5 Answers 5

up vote 14 down vote accepted

The different behaviour you saw from the last time you tried to switch branches with local changes and now is due to different file changes.

So, let's say we have a branch called 'readme' where you have committed some changes to a file, let's say README.md.

Now, you have switched back to master. You do some work on other files (not README.md). Now you have local changes. If you try to switch back to the 'readme' branch without committing your changes, it will let you. Why? Because switching to the 'readme' branch won't override any of your local changes.

If, however you make a modification to the README.md file on the master branch, then when you try to do a

git checkout readme 

you will encounter

error: Your local changes to the following files would be overwritten by checkout: README.md
Please, commit your changes or stash them before you can switch branches.
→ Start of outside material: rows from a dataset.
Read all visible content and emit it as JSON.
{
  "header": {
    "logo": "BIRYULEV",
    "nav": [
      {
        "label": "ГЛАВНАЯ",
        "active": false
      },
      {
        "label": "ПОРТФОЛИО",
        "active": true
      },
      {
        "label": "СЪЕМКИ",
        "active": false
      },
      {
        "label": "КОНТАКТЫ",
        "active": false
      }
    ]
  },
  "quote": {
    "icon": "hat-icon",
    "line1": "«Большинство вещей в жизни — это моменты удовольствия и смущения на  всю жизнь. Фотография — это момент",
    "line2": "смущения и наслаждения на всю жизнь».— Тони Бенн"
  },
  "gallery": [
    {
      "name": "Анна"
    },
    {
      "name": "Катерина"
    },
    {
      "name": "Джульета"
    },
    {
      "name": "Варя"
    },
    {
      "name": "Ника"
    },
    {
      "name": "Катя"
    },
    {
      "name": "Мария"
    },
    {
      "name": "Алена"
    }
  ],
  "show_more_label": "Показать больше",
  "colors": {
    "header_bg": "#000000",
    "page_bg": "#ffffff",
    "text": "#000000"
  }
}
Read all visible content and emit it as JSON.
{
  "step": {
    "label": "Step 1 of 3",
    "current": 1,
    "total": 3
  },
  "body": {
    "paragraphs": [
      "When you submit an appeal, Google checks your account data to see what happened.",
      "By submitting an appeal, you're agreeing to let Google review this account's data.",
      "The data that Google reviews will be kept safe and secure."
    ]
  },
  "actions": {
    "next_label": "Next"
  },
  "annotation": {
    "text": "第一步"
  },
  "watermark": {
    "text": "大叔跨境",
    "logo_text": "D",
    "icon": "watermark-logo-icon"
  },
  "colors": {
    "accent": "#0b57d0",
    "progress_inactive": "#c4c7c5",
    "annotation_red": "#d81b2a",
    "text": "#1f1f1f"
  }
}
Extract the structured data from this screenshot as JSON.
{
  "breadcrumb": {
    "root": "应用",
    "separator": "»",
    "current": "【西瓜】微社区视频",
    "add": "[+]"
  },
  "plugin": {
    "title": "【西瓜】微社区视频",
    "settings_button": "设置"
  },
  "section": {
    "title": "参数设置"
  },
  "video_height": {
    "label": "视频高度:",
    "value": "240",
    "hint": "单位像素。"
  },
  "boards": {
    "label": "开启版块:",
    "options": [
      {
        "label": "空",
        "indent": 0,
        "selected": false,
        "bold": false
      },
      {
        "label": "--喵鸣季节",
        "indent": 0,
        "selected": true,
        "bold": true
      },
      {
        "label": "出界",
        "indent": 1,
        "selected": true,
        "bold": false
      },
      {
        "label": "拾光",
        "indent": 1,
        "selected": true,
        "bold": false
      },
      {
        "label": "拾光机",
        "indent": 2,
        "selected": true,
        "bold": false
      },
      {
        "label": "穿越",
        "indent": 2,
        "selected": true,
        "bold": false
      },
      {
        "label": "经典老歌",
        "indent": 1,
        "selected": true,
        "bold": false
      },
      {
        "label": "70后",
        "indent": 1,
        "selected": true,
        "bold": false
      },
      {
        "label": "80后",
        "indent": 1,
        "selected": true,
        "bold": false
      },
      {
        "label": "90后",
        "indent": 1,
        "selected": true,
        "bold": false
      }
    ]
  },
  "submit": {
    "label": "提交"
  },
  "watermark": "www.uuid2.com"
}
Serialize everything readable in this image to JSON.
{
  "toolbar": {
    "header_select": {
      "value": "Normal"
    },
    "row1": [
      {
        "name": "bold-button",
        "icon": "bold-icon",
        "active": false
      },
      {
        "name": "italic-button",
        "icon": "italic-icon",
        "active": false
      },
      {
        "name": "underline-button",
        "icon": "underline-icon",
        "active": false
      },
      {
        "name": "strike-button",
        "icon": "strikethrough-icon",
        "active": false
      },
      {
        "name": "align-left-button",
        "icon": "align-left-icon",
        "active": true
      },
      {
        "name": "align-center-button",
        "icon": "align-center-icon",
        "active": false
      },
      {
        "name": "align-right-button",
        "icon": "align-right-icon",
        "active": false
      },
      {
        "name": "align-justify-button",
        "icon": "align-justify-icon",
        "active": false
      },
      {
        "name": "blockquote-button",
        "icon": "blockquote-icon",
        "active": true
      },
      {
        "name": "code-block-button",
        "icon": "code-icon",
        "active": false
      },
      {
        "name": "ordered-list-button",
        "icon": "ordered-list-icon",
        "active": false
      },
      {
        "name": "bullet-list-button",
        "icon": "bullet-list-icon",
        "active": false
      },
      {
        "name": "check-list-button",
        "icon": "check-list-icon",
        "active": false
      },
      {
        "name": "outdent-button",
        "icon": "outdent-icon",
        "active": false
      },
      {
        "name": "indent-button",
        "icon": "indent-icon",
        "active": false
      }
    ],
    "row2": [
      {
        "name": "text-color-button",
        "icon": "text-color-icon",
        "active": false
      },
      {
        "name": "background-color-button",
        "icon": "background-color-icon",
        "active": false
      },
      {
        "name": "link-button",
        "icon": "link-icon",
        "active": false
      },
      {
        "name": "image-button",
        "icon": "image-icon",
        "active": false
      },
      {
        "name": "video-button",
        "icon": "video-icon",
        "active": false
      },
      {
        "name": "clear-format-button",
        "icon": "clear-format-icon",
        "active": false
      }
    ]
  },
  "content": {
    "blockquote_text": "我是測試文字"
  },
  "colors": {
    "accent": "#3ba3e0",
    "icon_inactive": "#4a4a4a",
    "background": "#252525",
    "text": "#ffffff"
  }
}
because you have changes to README.md that would require a merge.

share|improve this answer
this might be of some help as well. –  Nick Tomlin Apr 19 '13 at 21:10
What you describe is what I expect, but not what I am seeing. I am adding further description in the question –  burgerB Apr 22 '13 at 13:50
Nevermind. I reread again and now it makes sense. Now I am thinking of it like this: this warning is like a conflict warning during merging except it occurs when you have UNcommitted changes in your branch and when you are switching branches, not committing. If a commit-merge would not create a conflict, then it will allow you to switch branches without committing/stashing. –  burgerB Apr 22 '13 at 14:13

Git - the stupid content tracker. It just operates with working tree snapshots. The main requirement - you should be able to reconstruct working tree. It does update of course. But if the modified file is the same in both branches - why not to allow switch? If you done it by mistake, you could switch back reconstructing previous state, no big deal. But if the file is differ in the branches, you need merge content, that's why it insists to commit changes, otherwise it will be impossible to go back.

share|improve this answer

Git will let you checkout other branches (or tags or SHA1 hashes) as long as the commit you're changing your work-tree to does NOT clobber your local uncommitted changes.

In your case the branch master's work-tree would have had the same version of missing.html as that currently exists in the tip of your current branch you were switching from. Git does not need to touch the working copy (for missing.html at least) when changing branches here, and hence lets you keep your local modifications.

If you indeed tried to checkout a commit where there was a different version of missing.html in the work-tree (than the one committed in your current branch), git would show an error message similar to this:

$ git checkout some-other-branch
error: Your local changes to the following files would be overwritten by checkout:
Please, commit your changes or stash them before you can switch branches.
share|improve this answer

This is the normal behavior. If you don't want the modified files on your newly checked out branch, then stash them. Like this.

# on branch dev
$ git stash
$ git checkout master

# do stuff on master

# back to dev
$ git checkout dev
$ git stash pop
share|improve this answer

this is obvious, if you change a file which is not changed in the branch you want to checkout into, because the syntactic of checkout is to bring all the index and working directory to your new branch, you will have them appeared in your new branch. While if there r conflicts, chances r u need to merge those files, which means once after merge, if you checkout back to your old branch then it is already the merged version not your previous one, you lose it. As a result, to make sure you keep the old change it won't let you do that.

share|improve this answer

Your Answer


By posting your answer, you agree to the privacy policy and terms of service.

Not the answer you're looking for? Browse other questions tagged or ask your own question.